I am at a loss of how to exactly say what I want to convey in this post. I understand it, but it is a little hard to put into words. Here is my best attempt.
The plan of salvation is administered unto us by covenants, including; baptism, sacrament, priesthood, and of course the temple. These covenants come with blessings, and with penalties if the covenant is not kept.
Pre-messiah circumcision, the cutting, was a sign of the covenant of Abraham, and an illustration of the penalty. Modern folk don’t care much to be reminded of penalties. While a reminder of the possible penalties may not be an essential part of the covenant, historically the gospel has included such reminders. In the 84th. section of the Doctrine and Covenants, known as the Oath and Covenant of the Priesthood we read:
“But whoso breaketh this covenant after he hath received it, and altogether turneth therefrom, shall not have forgiveness of sins in this world nor in the world to come.” (D&C 84:41)
Circumcision is an outward sign of the covenant, and a penalty. Many Old Testament covenants where attached to or received by the killing of an animal, usually by cutting. In Old Testament times a priesthood covenant may be attached to the ritual of cutting an animal in two, then walking the path between the parts. When we “cut” a deal, we have made a two way promise.
The Hebrew word for “covenant" is “brit.”
“ [brit] ברית ... [C]ovenant, treaty, compact, agreement, an association between two parties with serious responsibilities, benefits, and penalties; ‘to cut a covenant’ is to ‘make a covenant,’ a figure of the act of ceremonially cutting an animal into two parts, with an implication of serious consequences for not fulfilling the covenant...” [1 - also see this LINK]
In Hebrew, “covenant” literally means “cut-where-blood-flows.” In times past, when a covenant of blood was made, a cup, or cupping hand, sometimes by a priest, would be held underneath to catch the blood. This blood in the cup would sometimes be mixed with wine and consumed by the participants. The wine and the blood are often interchanged in gospel themes (the rite of the Sacrament for example - see LINK). I find it interesting that American Indians practiced this Hebrew custom or rite.
“According to Pirḳe R. El. xxix., it was Shem who circumcised Abraham and Ishmael on the Day of Atonement; and the blood of the covenant then shed is ever before God on that day to serve as an atoning power. According to the same Midrash, Pharaoh prevented the Hebrew slaves from performing the rite, but when the Passover time came and brought them deliverance, they underwent circumcision, and mingled the blood of the paschal lamb with that of the Abrahamic covenant, wherefore (Ezek. xvi. 6) God repeats the words: ‘In thy blood live!’”(LINK)
The blood of the covenant is taken upon each of us in true temples, in a symbolic way. Ancient Israel also symbolically received the covenant by being sprinkled with blood. This sprinkling conveyed the blessings, responsibilities, and the penalties associated with the covenant.
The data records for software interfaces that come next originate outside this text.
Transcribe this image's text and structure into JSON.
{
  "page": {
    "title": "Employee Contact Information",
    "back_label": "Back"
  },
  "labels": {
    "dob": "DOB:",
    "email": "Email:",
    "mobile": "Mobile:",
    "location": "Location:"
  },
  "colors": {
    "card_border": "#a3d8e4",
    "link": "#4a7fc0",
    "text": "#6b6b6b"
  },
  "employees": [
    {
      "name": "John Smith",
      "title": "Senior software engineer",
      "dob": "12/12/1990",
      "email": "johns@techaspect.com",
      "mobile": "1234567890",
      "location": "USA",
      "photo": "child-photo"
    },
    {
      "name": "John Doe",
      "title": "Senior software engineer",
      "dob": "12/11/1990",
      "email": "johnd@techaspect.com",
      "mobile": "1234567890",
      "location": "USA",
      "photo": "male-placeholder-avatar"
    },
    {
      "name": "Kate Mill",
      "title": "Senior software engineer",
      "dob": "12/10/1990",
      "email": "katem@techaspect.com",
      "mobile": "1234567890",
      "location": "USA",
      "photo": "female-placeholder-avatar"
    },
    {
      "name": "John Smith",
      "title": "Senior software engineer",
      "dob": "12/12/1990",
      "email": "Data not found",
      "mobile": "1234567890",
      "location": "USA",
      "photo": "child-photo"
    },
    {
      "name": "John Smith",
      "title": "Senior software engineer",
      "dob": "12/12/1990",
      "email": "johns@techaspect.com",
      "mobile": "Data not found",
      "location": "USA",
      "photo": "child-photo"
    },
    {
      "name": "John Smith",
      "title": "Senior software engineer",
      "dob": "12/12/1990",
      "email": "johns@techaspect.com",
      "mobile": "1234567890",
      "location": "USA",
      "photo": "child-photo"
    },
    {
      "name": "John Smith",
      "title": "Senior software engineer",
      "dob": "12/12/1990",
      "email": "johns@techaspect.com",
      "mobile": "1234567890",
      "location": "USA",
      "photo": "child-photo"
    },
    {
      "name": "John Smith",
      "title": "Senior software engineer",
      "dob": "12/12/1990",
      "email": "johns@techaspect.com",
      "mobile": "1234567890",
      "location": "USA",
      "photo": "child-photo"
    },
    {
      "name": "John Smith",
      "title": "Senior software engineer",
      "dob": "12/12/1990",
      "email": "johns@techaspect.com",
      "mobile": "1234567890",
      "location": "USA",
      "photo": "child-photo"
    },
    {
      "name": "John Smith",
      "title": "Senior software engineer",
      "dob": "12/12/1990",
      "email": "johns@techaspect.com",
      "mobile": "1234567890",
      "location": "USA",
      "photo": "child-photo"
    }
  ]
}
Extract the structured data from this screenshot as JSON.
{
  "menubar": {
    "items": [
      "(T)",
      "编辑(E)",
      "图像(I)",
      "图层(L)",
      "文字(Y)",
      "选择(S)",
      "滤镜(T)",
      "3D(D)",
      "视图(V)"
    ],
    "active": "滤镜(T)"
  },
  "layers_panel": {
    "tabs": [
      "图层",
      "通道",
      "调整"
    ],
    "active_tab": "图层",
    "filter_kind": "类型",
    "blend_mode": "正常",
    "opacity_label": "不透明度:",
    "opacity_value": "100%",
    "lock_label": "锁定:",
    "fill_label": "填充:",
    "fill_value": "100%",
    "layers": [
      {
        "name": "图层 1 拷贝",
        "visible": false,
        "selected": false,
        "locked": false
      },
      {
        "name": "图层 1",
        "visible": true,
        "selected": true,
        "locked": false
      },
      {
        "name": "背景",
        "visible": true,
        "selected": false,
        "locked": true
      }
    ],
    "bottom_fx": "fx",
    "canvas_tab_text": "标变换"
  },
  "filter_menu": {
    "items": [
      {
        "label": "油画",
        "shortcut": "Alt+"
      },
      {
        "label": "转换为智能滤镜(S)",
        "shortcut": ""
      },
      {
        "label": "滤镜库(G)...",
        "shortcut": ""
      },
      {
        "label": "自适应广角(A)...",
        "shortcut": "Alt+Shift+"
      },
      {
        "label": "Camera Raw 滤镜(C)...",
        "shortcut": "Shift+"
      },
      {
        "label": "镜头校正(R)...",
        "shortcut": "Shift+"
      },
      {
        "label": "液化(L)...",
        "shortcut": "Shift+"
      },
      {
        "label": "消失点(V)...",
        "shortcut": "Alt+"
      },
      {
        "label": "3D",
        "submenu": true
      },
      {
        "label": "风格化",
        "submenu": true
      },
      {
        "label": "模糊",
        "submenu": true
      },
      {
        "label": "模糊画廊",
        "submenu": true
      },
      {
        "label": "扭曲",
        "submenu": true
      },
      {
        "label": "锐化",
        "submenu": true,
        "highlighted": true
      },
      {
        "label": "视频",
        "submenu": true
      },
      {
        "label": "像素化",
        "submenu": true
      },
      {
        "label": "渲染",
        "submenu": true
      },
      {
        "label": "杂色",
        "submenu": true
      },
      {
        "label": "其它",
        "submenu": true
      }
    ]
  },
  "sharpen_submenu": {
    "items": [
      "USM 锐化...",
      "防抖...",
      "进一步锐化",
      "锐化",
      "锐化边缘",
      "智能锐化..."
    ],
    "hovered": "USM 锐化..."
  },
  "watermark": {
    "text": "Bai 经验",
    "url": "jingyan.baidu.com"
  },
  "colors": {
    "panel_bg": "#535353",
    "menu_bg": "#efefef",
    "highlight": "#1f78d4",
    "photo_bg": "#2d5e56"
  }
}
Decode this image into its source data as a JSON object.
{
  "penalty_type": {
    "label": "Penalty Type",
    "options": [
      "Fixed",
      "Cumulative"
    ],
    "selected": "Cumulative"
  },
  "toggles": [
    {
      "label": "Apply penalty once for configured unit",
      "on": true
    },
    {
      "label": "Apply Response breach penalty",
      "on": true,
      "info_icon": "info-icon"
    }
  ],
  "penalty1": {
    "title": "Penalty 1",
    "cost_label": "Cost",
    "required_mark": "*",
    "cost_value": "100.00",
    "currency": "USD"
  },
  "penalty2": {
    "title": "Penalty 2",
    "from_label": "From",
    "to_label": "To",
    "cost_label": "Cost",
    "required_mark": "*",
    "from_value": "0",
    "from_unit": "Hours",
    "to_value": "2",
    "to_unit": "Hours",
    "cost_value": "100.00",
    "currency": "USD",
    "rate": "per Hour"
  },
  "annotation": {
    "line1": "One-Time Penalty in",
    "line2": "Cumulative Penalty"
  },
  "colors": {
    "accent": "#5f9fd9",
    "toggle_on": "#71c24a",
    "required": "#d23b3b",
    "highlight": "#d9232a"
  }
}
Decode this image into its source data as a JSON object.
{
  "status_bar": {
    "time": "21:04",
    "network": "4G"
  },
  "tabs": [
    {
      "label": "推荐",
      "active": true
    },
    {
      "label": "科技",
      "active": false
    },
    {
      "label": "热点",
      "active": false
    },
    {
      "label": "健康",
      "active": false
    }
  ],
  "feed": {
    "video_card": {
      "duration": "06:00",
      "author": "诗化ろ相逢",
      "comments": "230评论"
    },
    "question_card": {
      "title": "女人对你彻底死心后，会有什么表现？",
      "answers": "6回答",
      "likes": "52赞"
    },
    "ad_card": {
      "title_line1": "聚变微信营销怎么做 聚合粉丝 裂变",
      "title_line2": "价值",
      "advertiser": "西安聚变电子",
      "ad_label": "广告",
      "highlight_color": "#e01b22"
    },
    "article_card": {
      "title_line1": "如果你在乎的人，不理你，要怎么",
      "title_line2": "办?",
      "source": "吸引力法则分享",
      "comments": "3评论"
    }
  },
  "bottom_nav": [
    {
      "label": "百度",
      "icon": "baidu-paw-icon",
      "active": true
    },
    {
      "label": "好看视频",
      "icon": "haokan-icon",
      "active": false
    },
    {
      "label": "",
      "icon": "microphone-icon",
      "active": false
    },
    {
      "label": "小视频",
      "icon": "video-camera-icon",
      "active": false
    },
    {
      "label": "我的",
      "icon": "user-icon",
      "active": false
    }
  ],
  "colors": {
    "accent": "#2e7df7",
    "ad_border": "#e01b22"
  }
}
“The animal was slain on the eve of the Passover, on the afternoon of the 14th of Nisan, after the Tamid sacrifice had been killed, i.e., at three o'clock, or, in case the eve of the Passover fell on Friday, at two. The killing took place in the court of the Temple, and might be performed by a layman, although the blood had to be caught by a priest, and rows of priests with gold or silver cups in their hands stood in line from the Temple court to the altar, where the blood was sprinkled. These cups were rounded on the bottom, so that they could not be set down; for in that case the blood might coagulate. The priest who caught the blood as it dropped from the victim then handed the cup to the priest next to him, receiving from him an empty one, and the full cup was passed along the line until it reached the last priest, who sprinkled its contents on the altar.” (LINK)
All these covenants we make are just renewing the covenants of creation, upon which heaven and earth rest. We need to remember our blessings, rights, privileges, responsibilities, and the associated penalties.
The promise of the Abrahamic Covenant is that our seed will continue forever.
[1 - The Strongest Strong’s Exhaustive Concordance of The Bible, 21st Century Edition, page 1483.)